So, if you want a break with a bit of variety, with history, culture and relaxation as well as hiking, a few days on the Budva Riviera could be just the ticket.
Peaks of the Balkans
A circular route linking Montenegro, Albania & Kosovo
The Peaks of the Balkans is a circular, transnational multi-day trail in the border region between Albania, Kosovo and Montenegro. The trail is split into 10 sections of between 6 to 10 hours’ walking and along the way you will encounter staggering scenery, shepherd villages, soaring peaks and wild valleys, and experience homestays, home-grown food and hiking in one of the most remote corners of Europe.
It includes a number of the area’s highlights – for example, Thethi and the Valbona Pass, the Rugova Valley, Hridsko Lake, and the Ropojana Valley – but the whole route is top quality, and really gives an insight into this incredible area.
This is an excellent circuit which, with a couple of side trips or rest days, makes for a great two-week itinerary, and although there are some long days and significant climbs, it should be within the compass of regular UK hillwalkers.
The Western Balkans Mega-trail
In many ways, the Via Dinarica is the headline-grabbing trail in the region. Spanning 7 countries and totalling more than 50,000m of cumulative ascent over 1900 kilometres of mountainous hiking and cultural highlights, this brand-new trail really is a monster.
Coupled with that is vast cultural diversity, fantastic opportunities for wildlife encounters, wonderful scenery and the chance to summit some of the major peaks of the region.
The section that runs through Montenegro includes some of the best the country has to offer. From Durmitor NP in the north via Biogradska Gora NP, Bjelasica Mountain and Komovi to the Prokletije on the southern border with Albania, it is packed with the promise of highlight after highlight.
Having walked in the Biogradska Gora, Bjelasica and Prokletije areas before, we can vouch for the spectacular and varied hiking on offer, with Biogradska Gora and Bjelasica perhaps offering a more gentle outlook than the jagged peaks of the Prokletije.
Please click below for more information on the Via Dinarica in Montenegro.
Trekking in Montenegro
There can be few places anywhere on the planet that have as much dramatic scenery and natural beauty as Montenegro, especially given its compact size.
Even the name itself, meaning "Black Mountains" in English, provides a big clue to what one might expect to find. From the relaxed charm of coastal Riviera and the stunning fjord of Kotor Bay to the mountainous interior with its soaring peaks and plunging canyons, there is something to tempt and tantalise at every turn.
Of the five National Parks in Montenegro, four are mountainous: Lovćen on the coast overlooking the Bay of Kotor, and the other three – Durmitor, Biogradska Gora and the Prokletije – running in a north-west to south-east line through the interior along the spine of the Dinaric Alps.

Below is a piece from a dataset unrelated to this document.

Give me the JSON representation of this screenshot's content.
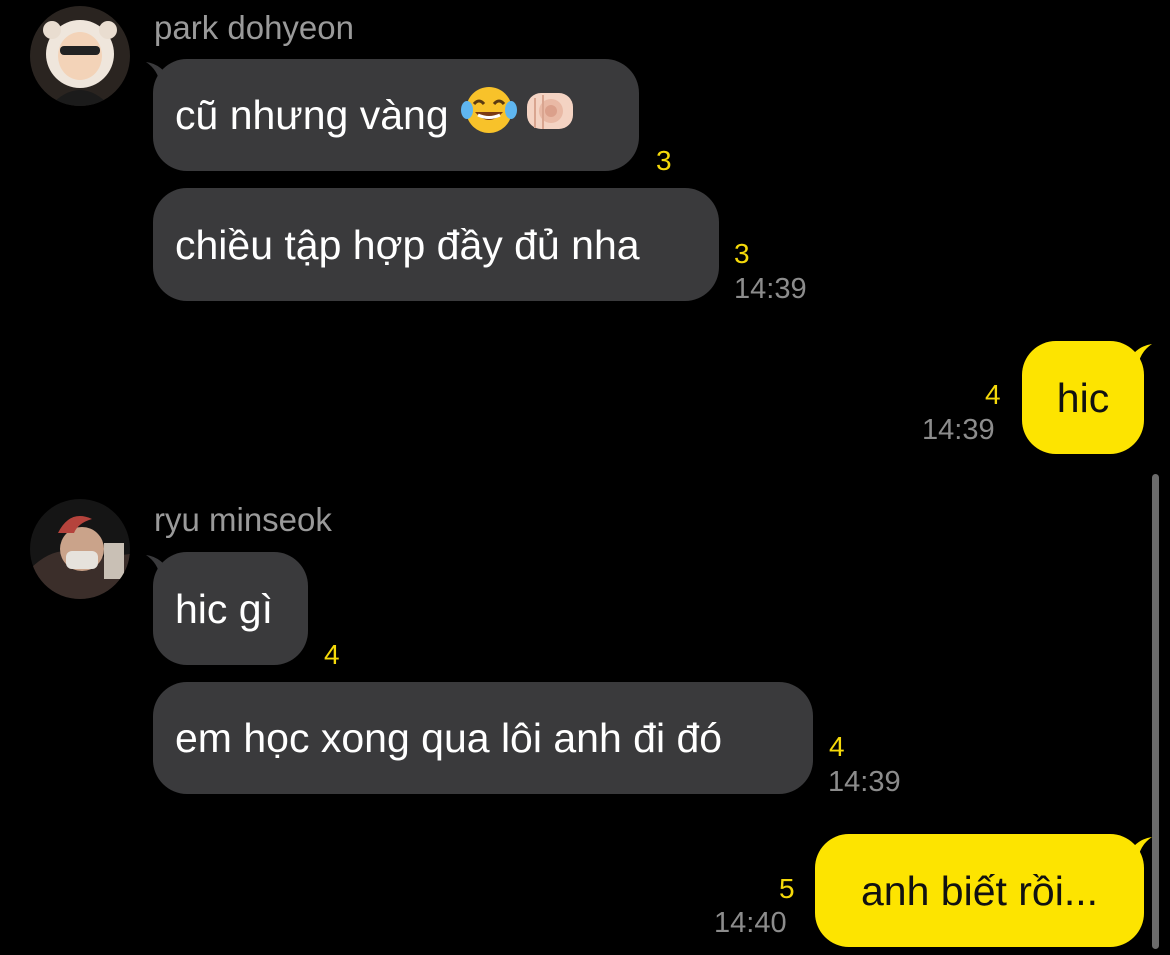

Over the past few years, we have hiked in three of the National Parks as well as a number of other fantastic areas. We've stood on summits with the entire country laid out at our feet and views as far as Albania, Kosovo, Serbia and Bosnia-Herzegovina, stayed in some wonderful locations, met warm-hearted, generous people, eaten freshly made shepherd’s cheese and drunk homemade rakija from the "happy machine” with the locals and lived to tell the tale.